Fever can occur in around 25 per cent of vaccine recipients, but the majority of these episodes resolve quickly within two days. Similar to the COVID-19 vaccines’ benefits in adolescents and children aged five years and above, it is expected that the COVID-19 vaccine for the younger children will protect them against hospitalisation, severe COVID-19 and MIS-C.

Breaking vaccine hesitancy:


What about children younger than six months? While no vaccines are available for very young infants, they are able to benefit through maternal vaccination.

Studies have shown that pregnant women who are fully vaccinated against COVID-19 confer a 60 per cent protection rate of hospitalisation for their infants less than six months of age.

During pregnancy, mothers can pass protective antibodies to their babies in the womb. These antibodies provide protection against infection, and most importantly, against severe disease during their first few months of life when they are most vulnerable to infection but ineligible for vaccination.

This concept is similar to the rationale for recommending vaccination of pregnant women against whooping cough and influenza, which are two other common respiratory infections that can cause severe infection in young infants.

As Singapore moves ahead with progressive lifting of safe management measures, COVID-19 may well become one of the multitude of viral illnesses that each child encounters as he or she grows up.

Not so different from pre-pandemic times, public health measures such as hand hygiene, proper sanitation and vaccination against vaccine-preventable diseases, including COVID-19, will thus remain important in guarding our children’s health.

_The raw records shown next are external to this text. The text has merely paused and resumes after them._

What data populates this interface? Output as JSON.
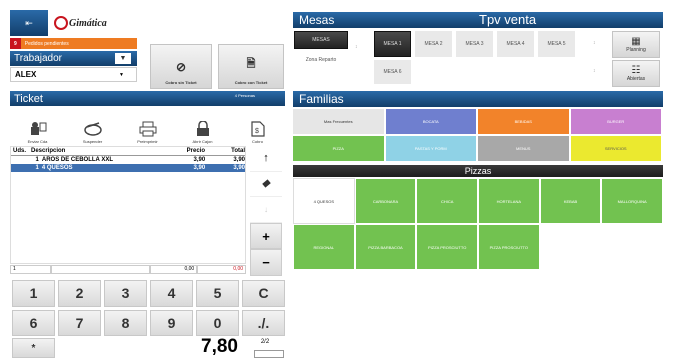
{
  "header": {
    "back_icon": "back-arrow-icon",
    "logo_text": "Gimática",
    "pending_count": "9",
    "pending_label": "Pedidos pendientes",
    "worker_label": "Trabajador",
    "worker_value": "ALEX",
    "cobro_sin_ticket": "Cobro sin Ticket",
    "cobro_con_ticket": "Cobro con Ticket"
  },
  "ticket": {
    "title": "Ticket",
    "people": "4 Personas",
    "tools": [
      {
        "label": "Enviar Cda",
        "icon": "send-kitchen-icon"
      },
      {
        "label": "Suspender",
        "icon": "suspend-icon"
      },
      {
        "label": "Preimprimir",
        "icon": "printer-icon"
      },
      {
        "label": "Abrir Cajon",
        "icon": "lock-icon"
      },
      {
        "label": "Cobro",
        "icon": "document-icon"
      }
    ],
    "columns": {
      "uds": "Uds.",
      "desc": "Descripcion",
      "precio": "Precio",
      "total": "Total"
    },
    "lines": [
      {
        "uds": "1",
        "desc": "AROS DE CEBOLLA XXL",
        "precio": "3,90",
        "total": "3,90"
      },
      {
        "uds": "1",
        "desc": "4 QUESOS",
        "precio": "3,90",
        "total": "3,90"
      }
    ],
    "input_qty": "1",
    "input_price": "0,00",
    "input_total": "0,00"
  },
  "keypad": {
    "keys": [
      "1",
      "2",
      "3",
      "4",
      "5",
      "C",
      "6",
      "7",
      "8",
      "9",
      "0",
      "./."
    ],
    "multiply": "*",
    "total": "7,80",
    "page": "2/2"
  },
  "mesas": {
    "title": "Mesas",
    "venta_title": "Tpv venta",
    "zone_selected": "MESAS",
    "zone_other": "Zona Reparto",
    "tables": [
      "MESA 1",
      "MESA 2",
      "MESA 3",
      "MESA 4",
      "MESA 5",
      "MESA 6"
    ],
    "planning": "Planning",
    "abiertas": "Abiertas"
  },
  "familias": {
    "title": "Familias",
    "items": [
      {
        "label": "Mas Frecuentes",
        "color": "#e6e6e6"
      },
      {
        "label": "BOCATA",
        "color": "#6f7fcf"
      },
      {
        "label": "BEBIDAS",
        "color": "#f2832a"
      },
      {
        "label": "BURGER",
        "color": "#c87fd0"
      },
      {
        "label": "PIZZA",
        "color": "#72c250"
      },
      {
        "label": "PASTAS Y PORM",
        "color": "#8fd2e6"
      },
      {
        "label": "MENUS",
        "color": "#a8a8a8"
      },
      {
        "label": "SERVICIOS",
        "color": "#ebe92f"
      }
    ]
  },
  "pizzas": {
    "title": "Pizzas",
    "items": [
      "4 QUESOS",
      "CARBONARA",
      "CHICA",
      "HORTELANA",
      "KEBAB",
      "MALLORQUINA",
      "REGIONAL",
      "PIZZA BARBACOA",
      "PIZZA PROSCIUTTO",
      "PIZZA PROSCIUTTO"
    ]
  }
}
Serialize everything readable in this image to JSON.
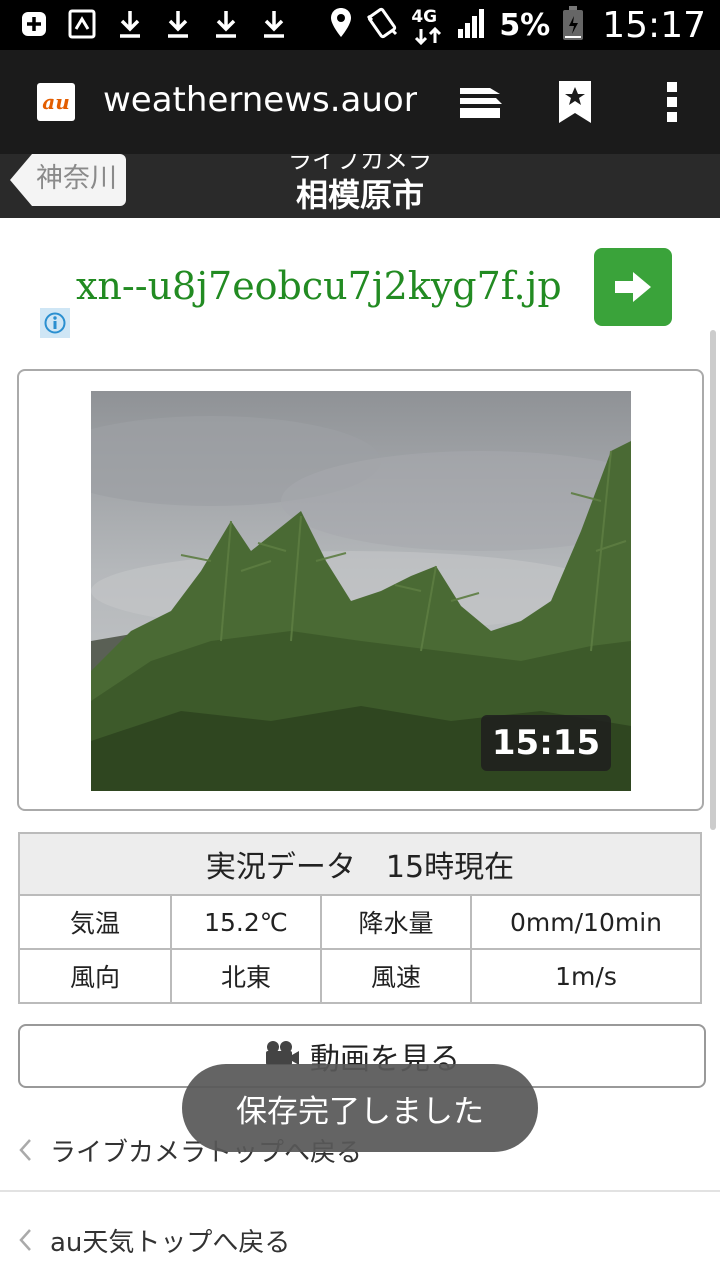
{
  "status_bar": {
    "battery_percent": "5%",
    "time": "15:17",
    "network": "4G"
  },
  "browser": {
    "url": "weathernews.auone",
    "logo_text": "au"
  },
  "header": {
    "back_label": "神奈川",
    "subtitle": "ライブカメラ",
    "title": "相模原市"
  },
  "ad": {
    "text": "xn--u8j7eobcu7j2kyg7f.jp"
  },
  "camera": {
    "timestamp": "15:15"
  },
  "data_table": {
    "header": "実況データ　15時現在",
    "rows": [
      [
        "気温",
        "15.2℃",
        "降水量",
        "0mm/10min"
      ],
      [
        "風向",
        "北東",
        "風速",
        "1m/s"
      ]
    ]
  },
  "video_button": {
    "label": "動画を見る"
  },
  "links": {
    "livecam_top": "ライブカメラトップへ戻る",
    "weather_top": "au天気トップへ戻る"
  },
  "toast": {
    "message": "保存完了しました"
  },
  "colors": {
    "ad_green": "#228b22",
    "ad_button": "#3aa33a",
    "header_bg": "#2a2a2a",
    "browser_bar_bg": "#1b1b1b"
  }
}
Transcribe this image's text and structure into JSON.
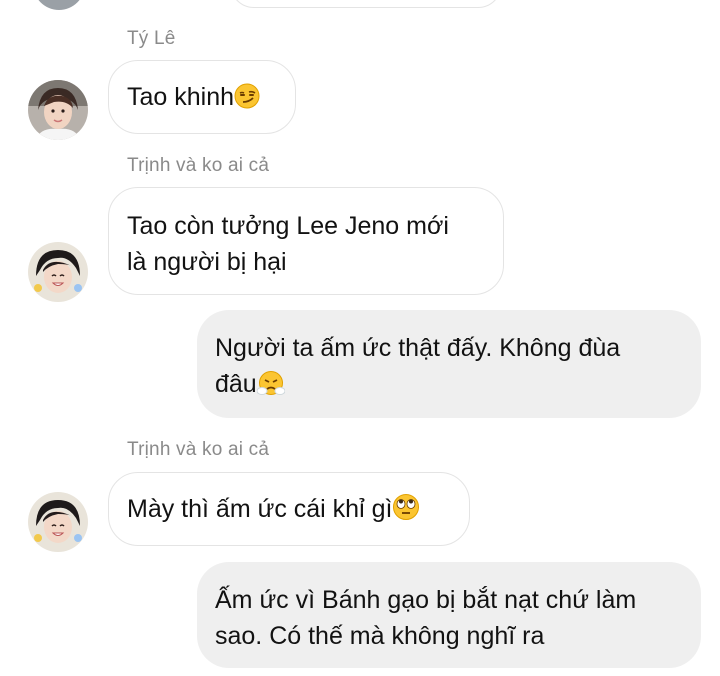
{
  "conversation": {
    "groups": [
      {
        "sender": "Tý Lê",
        "messages": [
          {
            "text": "Tao khinh",
            "emoji": "smirking-face"
          }
        ]
      },
      {
        "sender": "Trịnh và ko ai cả",
        "messages": [
          {
            "line1": "Tao còn tưởng Lee Jeno mới",
            "line2": "là người bị hại"
          }
        ]
      },
      {
        "sender": "",
        "outgoing": true,
        "messages": [
          {
            "line1": "Người ta ấm ức thật đấy. Không đùa",
            "line2": "đâu",
            "emoji": "face-with-steam-from-nose"
          }
        ]
      },
      {
        "sender": "Trịnh và ko ai cả",
        "messages": [
          {
            "text": "Mày thì ấm ức cái khỉ gì",
            "emoji": "face-with-rolling-eyes"
          }
        ]
      },
      {
        "sender": "",
        "outgoing": true,
        "messages": [
          {
            "line1": "Ấm ức vì Bánh gạo bị bắt nạt chứ làm",
            "line2": "sao. Có thế mà không nghĩ ra"
          }
        ]
      }
    ]
  },
  "colors": {
    "incoming_bubble_bg": "#ffffff",
    "incoming_bubble_border": "#e4e4e4",
    "outgoing_bubble_bg": "#efefef",
    "sender_name": "#8a8a8a",
    "message_text": "#121212"
  }
}
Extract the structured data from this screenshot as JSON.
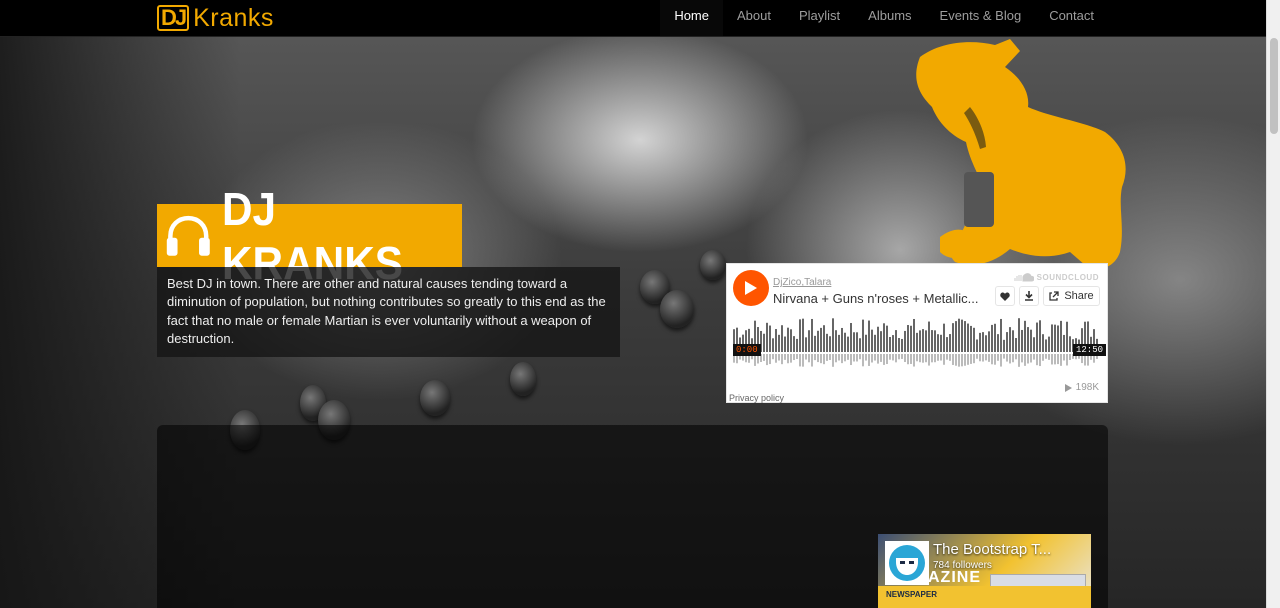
{
  "brand": {
    "mark": "DJ",
    "name": "Kranks"
  },
  "nav": {
    "items": [
      {
        "label": "Home",
        "active": true
      },
      {
        "label": "About",
        "active": false
      },
      {
        "label": "Playlist",
        "active": false
      },
      {
        "label": "Albums",
        "active": false
      },
      {
        "label": "Events & Blog",
        "active": false
      },
      {
        "label": "Contact",
        "active": false
      }
    ]
  },
  "hero": {
    "title": "DJ KRANKS",
    "description": "Best DJ in town. There are other and natural causes tending toward a diminution of population, but nothing contributes so greatly to this end as the fact that no male or female Martian is ever voluntarily without a weapon of destruction."
  },
  "soundcloud": {
    "user": "DjZico,Talara",
    "track_title": "Nirvana + Guns n'roses + Metallic...",
    "logo_text": "SOUNDCLOUD",
    "share_label": "Share",
    "elapsed": "0:00",
    "duration": "12:50",
    "plays": "198K",
    "privacy": "Privacy policy",
    "accent": "#ff5500"
  },
  "facebook": {
    "page_name": "The Bootstrap T...",
    "followers": "784 followers",
    "banner_big": "AZINE",
    "banner_small": "NEWSPAPER"
  },
  "colors": {
    "accent": "#f2a900",
    "navbar": "#000000"
  }
}
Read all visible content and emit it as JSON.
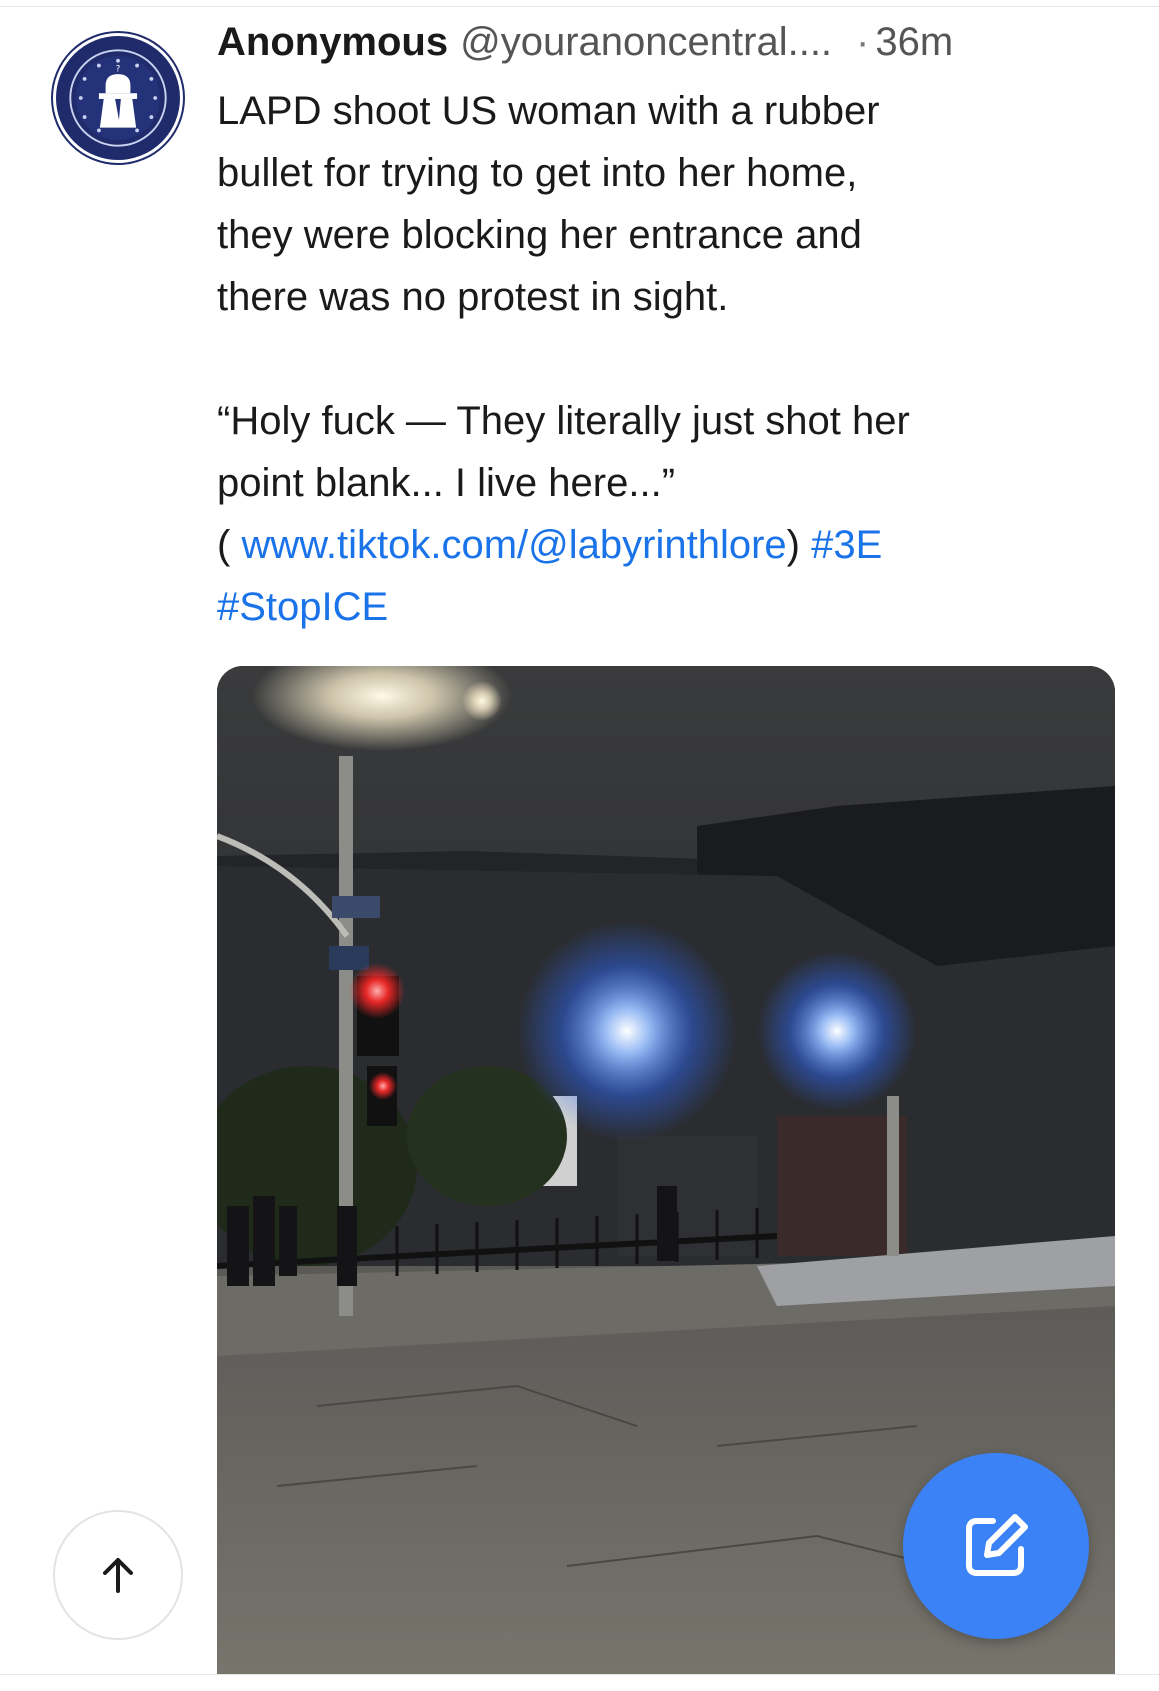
{
  "post": {
    "author": "Anonymous",
    "handle": "@youranoncentral....",
    "separator": "·",
    "time": "36m",
    "body_line1": "LAPD shoot US woman with a rubber",
    "body_line2": "bullet for trying to get into her home,",
    "body_line3": "they were blocking her entrance and",
    "body_line4": "there was no protest in sight.",
    "quote_line1": "“Holy fuck — They literally just shot her",
    "quote_line2": "point blank... I live here...”",
    "link_prefix": "( ",
    "link_text": "www.tiktok.com/@labyrinthlore",
    "link_suffix": ") ",
    "hashtag1": "#3E",
    "hashtag2": "#StopICE",
    "avatar_icon": "anonymous-emblem-icon",
    "media_description_icon": "video-thumbnail"
  },
  "controls": {
    "scroll_top_icon": "arrow-up-icon",
    "compose_icon": "compose-edit-icon"
  },
  "colors": {
    "link": "#1a73e8",
    "compose_button": "#3b82f6",
    "avatar_bg": "#1f2b6b"
  }
}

Dr Karen Donceras Nadua is Consultant, Infectious Disease Service, Department of Paediatrics, KK Women’s and Children’s Hospital.

Source: CNA/aj